* [PROBLEM STATEMENT] Print the entries in full, word for word, but not the pictures.

* [ENTRIES SHOWN]
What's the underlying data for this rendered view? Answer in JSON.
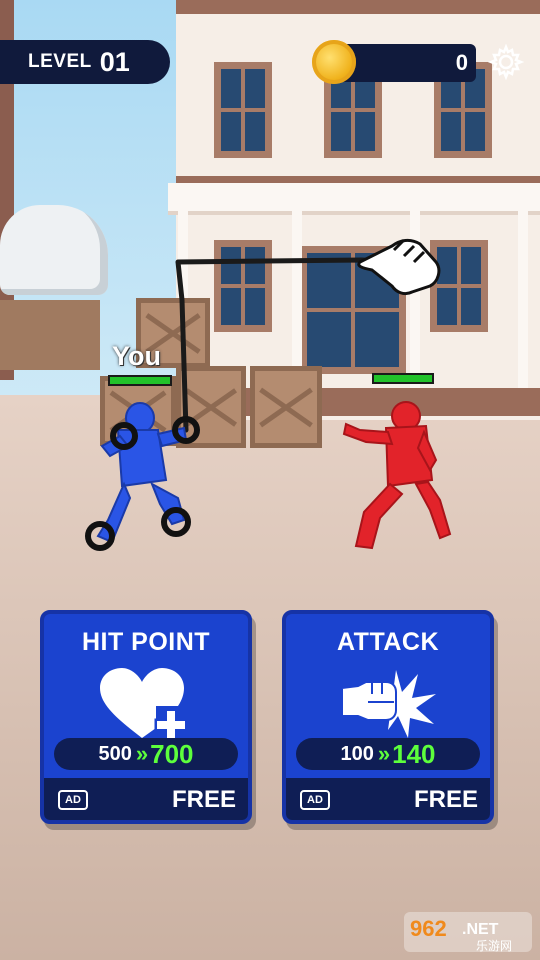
{
  "hud": {
    "level_label": "LEVEL",
    "level_number": "01",
    "coin_icon": "coin-icon",
    "coin_count": "0",
    "settings_icon": "gear-icon"
  },
  "fighters": {
    "player_label": "You",
    "player_health": 1.0,
    "enemy_health": 1.0,
    "player_color": "#2a55e6",
    "enemy_color": "#e2232a"
  },
  "tutorial": {
    "hand_icon": "pointing-hand-icon"
  },
  "cards": [
    {
      "title": "HIT POINT",
      "icon": "heart-plus-icon",
      "stat_old": "500",
      "arrow": "»",
      "stat_new": "700",
      "ad_label": "AD",
      "cost_label": "FREE"
    },
    {
      "title": "ATTACK",
      "icon": "punch-icon",
      "stat_old": "100",
      "arrow": "»",
      "stat_new": "140",
      "ad_label": "AD",
      "cost_label": "FREE"
    }
  ],
  "watermark": {
    "logo": "962.NET",
    "subtitle": "乐游网"
  },
  "colors": {
    "card_blue": "#1b43cf",
    "card_dark": "#0f1e55",
    "highlight_green": "#5dff3c",
    "hud_navy": "#101a3c"
  }
}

* [RESULT BELOW]
What's the underlying data for this rendered view? Answer in JSON.
{
  "hud": {
    "level_label": "LEVEL",
    "level_number": "01",
    "coin_icon": "coin-icon",
    "coin_count": "0",
    "settings_icon": "gear-icon"
  },
  "fighters": {
    "player_label": "You",
    "player_health": 1.0,
    "enemy_health": 1.0,
    "player_color": "#2a55e6",
    "enemy_color": "#e2232a"
  },
  "tutorial": {
    "hand_icon": "pointing-hand-icon"
  },
  "cards": [
    {
      "title": "HIT POINT",
      "icon": "heart-plus-icon",
      "stat_old": "500",
      "arrow": "»",
      "stat_new": "700",
      "ad_label": "AD",
      "cost_label": "FREE"
    },
    {
      "title": "ATTACK",
      "icon": "punch-icon",
      "stat_old": "100",
      "arrow": "»",
      "stat_new": "140",
      "ad_label": "AD",
      "cost_label": "FREE"
    }
  ],
  "watermark": {
    "logo": "962.NET",
    "subtitle": "乐游网"
  },
  "colors": {
    "card_blue": "#1b43cf",
    "card_dark": "#0f1e55",
    "highlight_green": "#5dff3c",
    "hud_navy": "#101a3c"
  }
}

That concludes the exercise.